When some of the Sri Lankan cricketers went around in relief camps after the tsunami they were well received by the people who had lost almost everything in the disaster. Some of them even enquired about the families of the players who were in towns affected by the tsunami. Despite their personal situation they still enquired about the families of the men who brought them happiness with performances on the cricket field.

 

Sangakkara then narrated an incident which took place after the Sri Lankan team returned home after the Lahore attack. He met a soldier who enquired about his health to which Sangakkara replied that “what they as soldiers experience every day.
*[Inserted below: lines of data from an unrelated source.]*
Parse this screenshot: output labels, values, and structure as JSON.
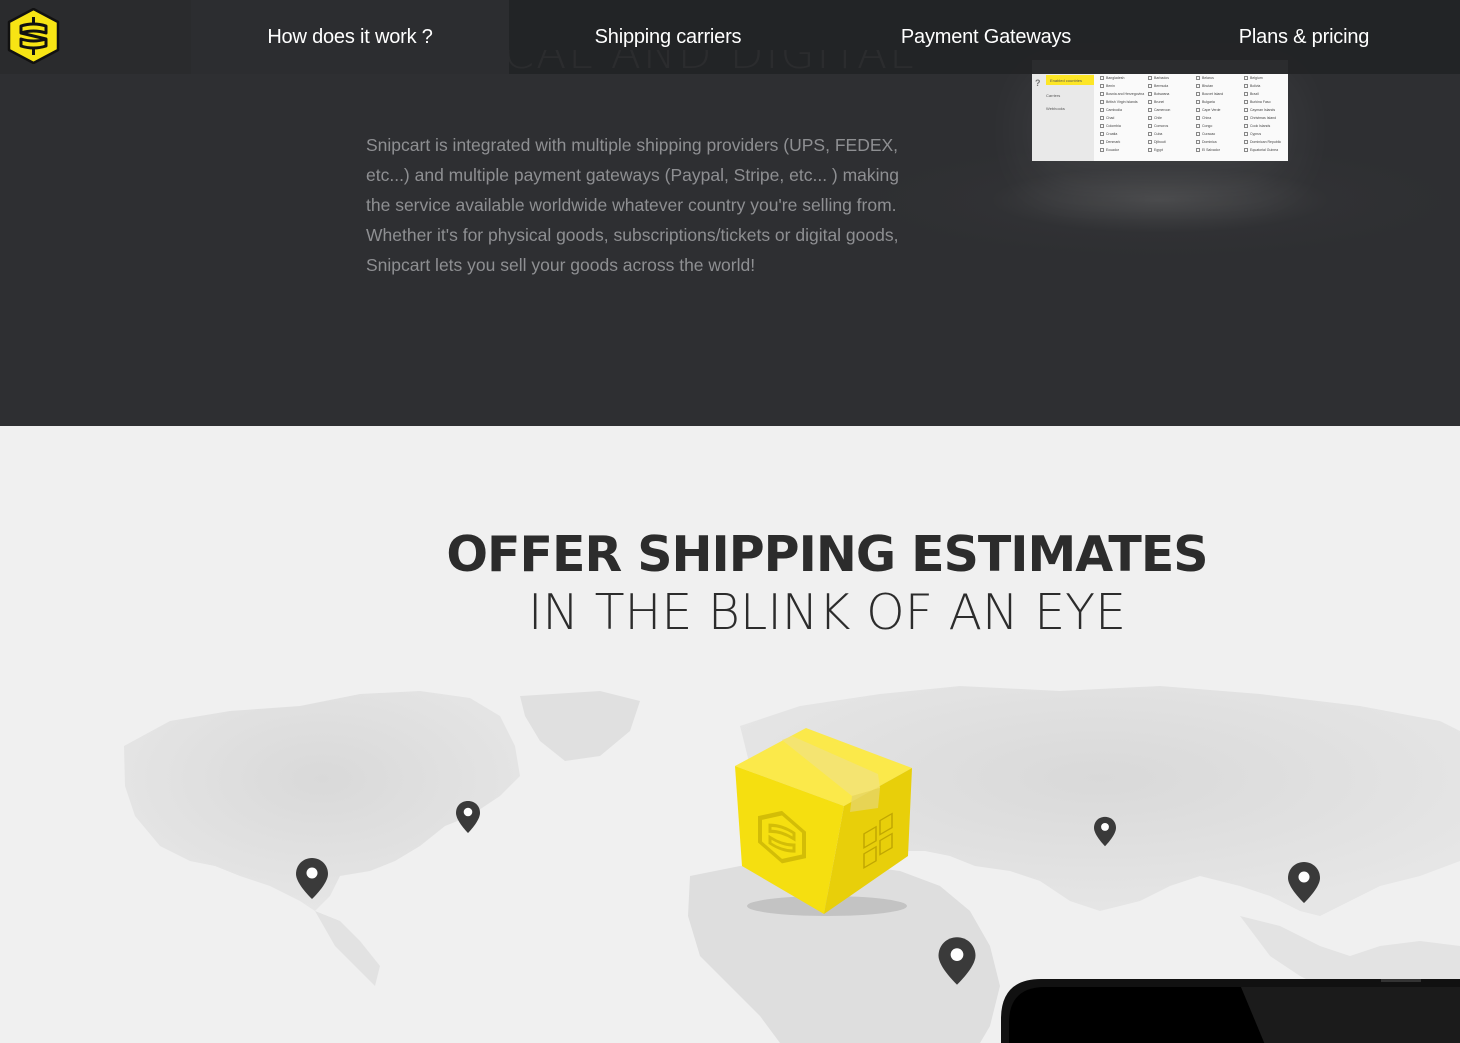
{
  "nav": {
    "logo_label": "Snipcart",
    "items": [
      {
        "label": "How does it work ?"
      },
      {
        "label": "Shipping carriers"
      },
      {
        "label": "Payment Gateways"
      },
      {
        "label": "Plans & pricing"
      }
    ]
  },
  "intro": {
    "heading": "PHYSICAL AND DIGITAL GOODS",
    "body": "Snipcart is integrated with multiple shipping providers (UPS, FEDEX, etc...) and multiple payment gateways (Paypal, Stripe, etc... ) making the service available worldwide whatever country you're selling from. Whether it's for physical goods, subscriptions/tickets or digital goods, Snipcart lets you sell your goods across the world!"
  },
  "settings_preview": {
    "help_mark": "?",
    "sidebar": [
      "Enabled countries",
      "Carriers",
      "Webhooks"
    ],
    "columns": [
      [
        "Bangladesh",
        "Benin",
        "Bosnia and Herzegovina",
        "British Virgin Islands",
        "Cambodia",
        "Chad",
        "Colombia",
        "Croatia",
        "Denmark",
        "Ecuador"
      ],
      [
        "Barbados",
        "Bermuda",
        "Botswana",
        "Brunei",
        "Cameroon",
        "Chile",
        "Comoros",
        "Cuba",
        "Djibouti",
        "Egypt"
      ],
      [
        "Belarus",
        "Bhutan",
        "Bouvet Island",
        "Bulgaria",
        "Cape Verde",
        "China",
        "Congo",
        "Curacao",
        "Dominica",
        "El Salvador"
      ],
      [
        "Belgium",
        "Bolivia",
        "Brazil",
        "Burkina Faso",
        "Cayman Islands",
        "Christmas Island",
        "Cook Islands",
        "Cyprus",
        "Dominican Republic",
        "Equatorial Guinea"
      ]
    ]
  },
  "estimates": {
    "heading_bold": "OFFER SHIPPING ESTIMATES",
    "heading_light": "IN THE BLINK OF AN EYE"
  },
  "colors": {
    "brand_yellow": "#f7e414",
    "dark_bg": "#2e2f32",
    "nav_bg": "#222325",
    "light_bg": "#f0f0f0",
    "pin": "#3a3a3a"
  },
  "icons": [
    "snipcart-logo-icon",
    "map-pin-icon",
    "package-box-icon"
  ]
}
We only experienced for a few minutes, but managed to grab all the news headlines.”

 

The soldier replied that had he died it would have been during his job and he was ready for such an eventuality. The soldier then said, “But you are a hero and if you were to die it would be a great loss for our country.”

 

What Sangakkara said after narrating this incident gets you really thinking: “How can this man value his life less than mine?”

 

Media headlines of the Sangakkara speech have been about the board politics, corruption and the need for restructuring in Lankan cricket. However, one must remember that all those controversial remarks were made in passing and in real terms the lecture was an ode to the spirit of cricket in a small nation which faced its problems yet managed to rejoice its favorite sport. When he ended the speech by saying, “With me are all my people. I am Tamil, Sinhalese, Muslim and Burgher. I am a Buddhist, a Hindu, a follower of Islam and Christianity. I am today, and always, proudly Sri Lankan” one felt that this is what a cricketer truly represents. Most of us very easily say that a cricketer plays for his “country” but Sangakkara has defined what it means and what it is to play for one’s land. This is the real spirit of cricket.

 

You may not have been at Lord’s to appreciate this lecture, but wherever you maybe you must stand up and applaud for this absolute masterpiece.

 

(Nishad Pai Vaidya, a 20-year-old law student, is a club and college-level cricketer. His teachers always complain, “He knows the stats and facts of cricket more than the subjects we teach him.”)